• The Liberal government elected in Newfoundland after Peckford's retirement appointed a royal commission to probe the cucumber affair. The resulting report called the investment "an improper expenditure of public funds." Government should leave such enterprises, the report said, to "those who have the required expertise and the appropriate capital."

• The company that bought the bankrupt greenhouse for $1 soon shut it down, complaining that it cost $60,000 a week just to power its huge grow lights. Since then it has hosted a number of enterprises including a driving range.

• Philip Sprung reportedly put $4 million of his own money into the cucumber venture. After it failed, Sprung and his daughter Dawn moved back to Calgary where the family has several businesses.

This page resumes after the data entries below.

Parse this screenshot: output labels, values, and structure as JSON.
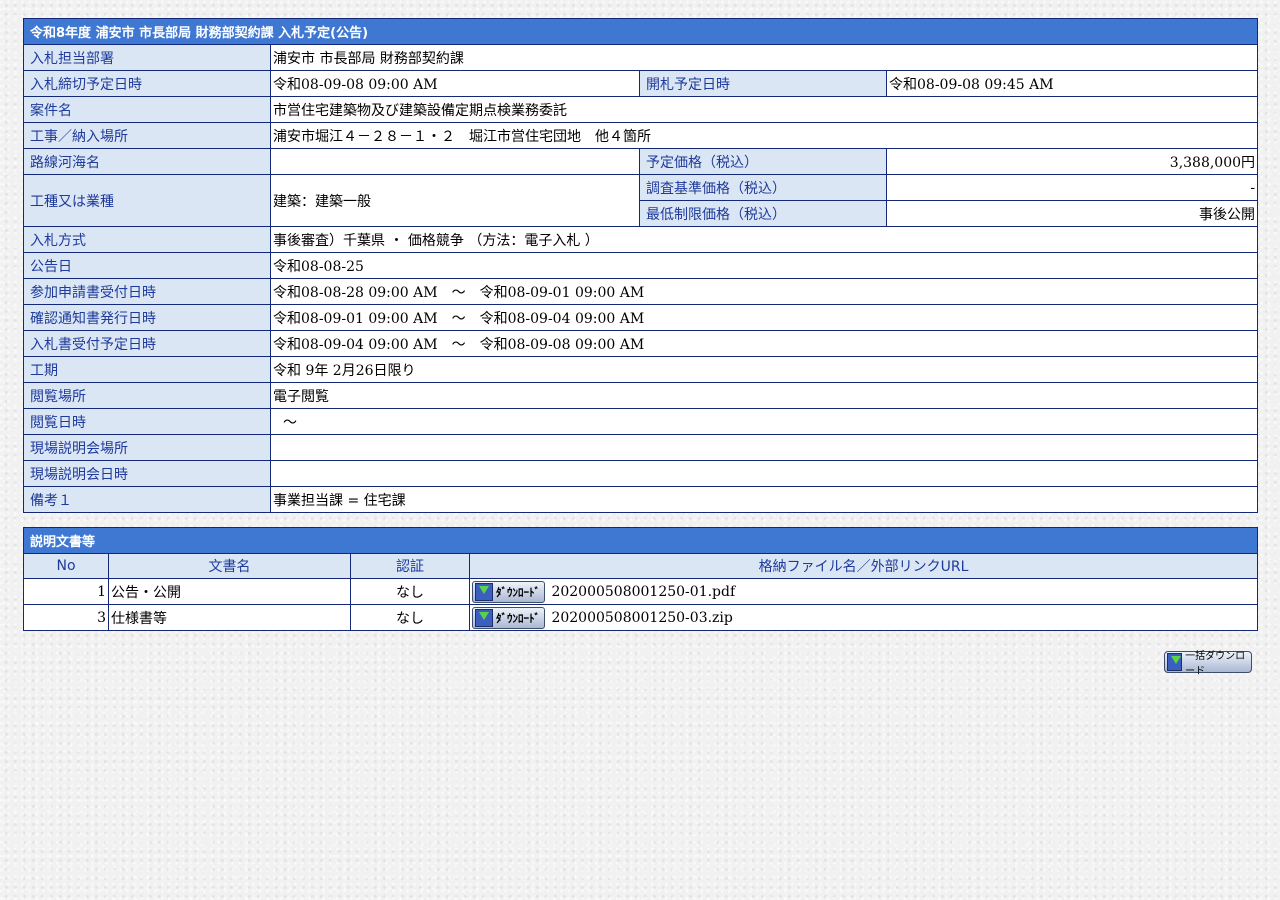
{
  "page": {
    "title": "令和8年度 浦安市 市長部局 財務部契約課 入札予定(公告)"
  },
  "details": {
    "dept": {
      "label": "入札担当部署",
      "value": "浦安市 市長部局 財務部契約課"
    },
    "deadline": {
      "label": "入札締切予定日時",
      "value": "令和08-09-08 09:00 AM"
    },
    "opening": {
      "label": "開札予定日時",
      "value": "令和08-09-08 09:45 AM"
    },
    "project": {
      "label": "案件名",
      "value": "市営住宅建築物及び建築設備定期点検業務委託"
    },
    "location": {
      "label": "工事／納入場所",
      "value": "浦安市堀江４－２８－１・２　堀江市営住宅団地　他４箇所"
    },
    "route": {
      "label": "路線河海名",
      "value": ""
    },
    "planned_price": {
      "label": "予定価格（税込）",
      "value": "3,388,000円"
    },
    "category": {
      "label": "工種又は業種",
      "value": "建築：建築一般"
    },
    "survey_price": {
      "label": "調査基準価格（税込）",
      "value": "-"
    },
    "min_price": {
      "label": "最低制限価格（税込）",
      "value": "事後公開"
    },
    "method": {
      "label": "入札方式",
      "value": "事後審査）千葉県 ・ 価格競争 （方法：電子入札 ）"
    },
    "notice_date": {
      "label": "公告日",
      "value": "令和08-08-25"
    },
    "application": {
      "label": "参加申請書受付日時",
      "value": "令和08-08-28 09:00 AM　～　令和08-09-01 09:00 AM"
    },
    "confirmation": {
      "label": "確認通知書発行日時",
      "value": "令和08-09-01 09:00 AM　～　令和08-09-04 09:00 AM"
    },
    "bid_receipt": {
      "label": "入札書受付予定日時",
      "value": "令和08-09-04 09:00 AM　～　令和08-09-08 09:00 AM"
    },
    "period": {
      "label": "工期",
      "value": "令和 9年 2月26日限り"
    },
    "viewing_place": {
      "label": "閲覧場所",
      "value": "電子閲覧"
    },
    "viewing_time": {
      "label": "閲覧日時",
      "value": "～"
    },
    "briefing_place": {
      "label": "現場説明会場所",
      "value": ""
    },
    "briefing_time": {
      "label": "現場説明会日時",
      "value": ""
    },
    "remarks": {
      "label": "備考１",
      "value": "事業担当課 = 住宅課"
    }
  },
  "docs": {
    "title": "説明文書等",
    "headers": {
      "no": "No",
      "name": "文書名",
      "auth": "認証",
      "file": "格納ファイル名／外部リンクURL"
    },
    "download_label": "ﾀﾞｳﾝﾛｰﾄﾞ",
    "rows": [
      {
        "no": "1",
        "name": "公告・公開",
        "auth": "なし",
        "file": "202000508001250-01.pdf"
      },
      {
        "no": "3",
        "name": "仕様書等",
        "auth": "なし",
        "file": "202000508001250-03.zip"
      }
    ],
    "bulk_label": "一括ダウンロード"
  },
  "icons": {
    "download": "download-icon"
  }
}
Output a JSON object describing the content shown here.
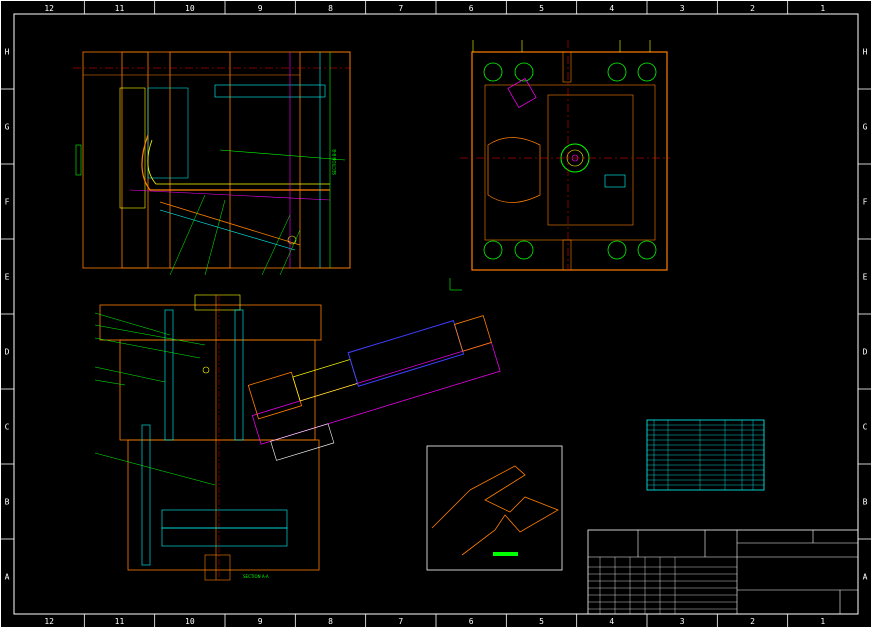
{
  "drawing": {
    "column_labels_top": [
      "12",
      "11",
      "10",
      "9",
      "8",
      "7",
      "6",
      "5",
      "4",
      "3",
      "2",
      "1"
    ],
    "column_labels_bottom": [
      "12",
      "11",
      "10",
      "9",
      "8",
      "7",
      "6",
      "5",
      "4",
      "3",
      "2",
      "1"
    ],
    "row_labels_left": [
      "H",
      "G",
      "F",
      "E",
      "D",
      "C",
      "B",
      "A"
    ],
    "row_labels_right": [
      "H",
      "G",
      "F",
      "E",
      "D",
      "C",
      "B",
      "A"
    ],
    "section_labels": {
      "side_view": "SECTION B-B",
      "front_view": "SECTION A-A"
    },
    "colors": {
      "background": "#000000",
      "frame": "#ffffff",
      "mold_plate": "#ff7f00",
      "cyan": "#00ffff",
      "green": "#00ff00",
      "yellow": "#ffff00",
      "magenta": "#ff00ff",
      "red": "#ff0000",
      "blue": "#3f3fff"
    },
    "icons": [
      "title-block",
      "bill-of-materials-table",
      "isometric-part-view",
      "zone-grid"
    ]
  }
}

• Although Newfoundland has endured more than its share of cucumber jokes, every province has had a notorious boondoggle, scandal or white elephant. Some examples:
- British Columbia: a fleet of three Fast Ferries commissioned by Glen Clark's NDP government cost $454 million -- $244 million over budget. Only two of the ferries were put into service and were quickly deemed unusable by the B.C. Ferry Corporation in 2003.
- Alberta: in 1995 an ethics commission ruled that Premier Ralph Klein had displayed "poor judgment," but had not breached ethical guidelines, when he publicly promoted a company in which his wife held shares.
- Manitoba: in the 1995 election, Conservative party officials under Premier Gary Filmon spent party funds bankrolling independent native candidates in hopes of splitting the NDP vote in native-dominated ridings.
- Ontario: Liberal fundraiser Patti Starr went to jail in 1989 for lying to obtain a grant for a charity where she once worked. Starr had previously been fined for making contributions to Liberal candidates from the charity's coffers.
- Quebec: Mirabel airport, which was built in 1975 at a cost of $500 million, is barely used today because airlines claim it is too far from Montreal to be convenient.
- Nova Scotia: Premier John Buchanan's government was plagued by patronage scandals and accusations that he used a secret party fund to pay his debts. Buchanan was never charged and he left office to take a Senate seat in 1990.
- Prince Edward Island: in 1996, the new government of Conservative Premier Pat Binns took seasonal jobs away from Liberals and gave them to Conservatives. The ex-workers were later awarded $750,000 by the province's human rights commission.


Scandals, Boondoggles and White Elephants more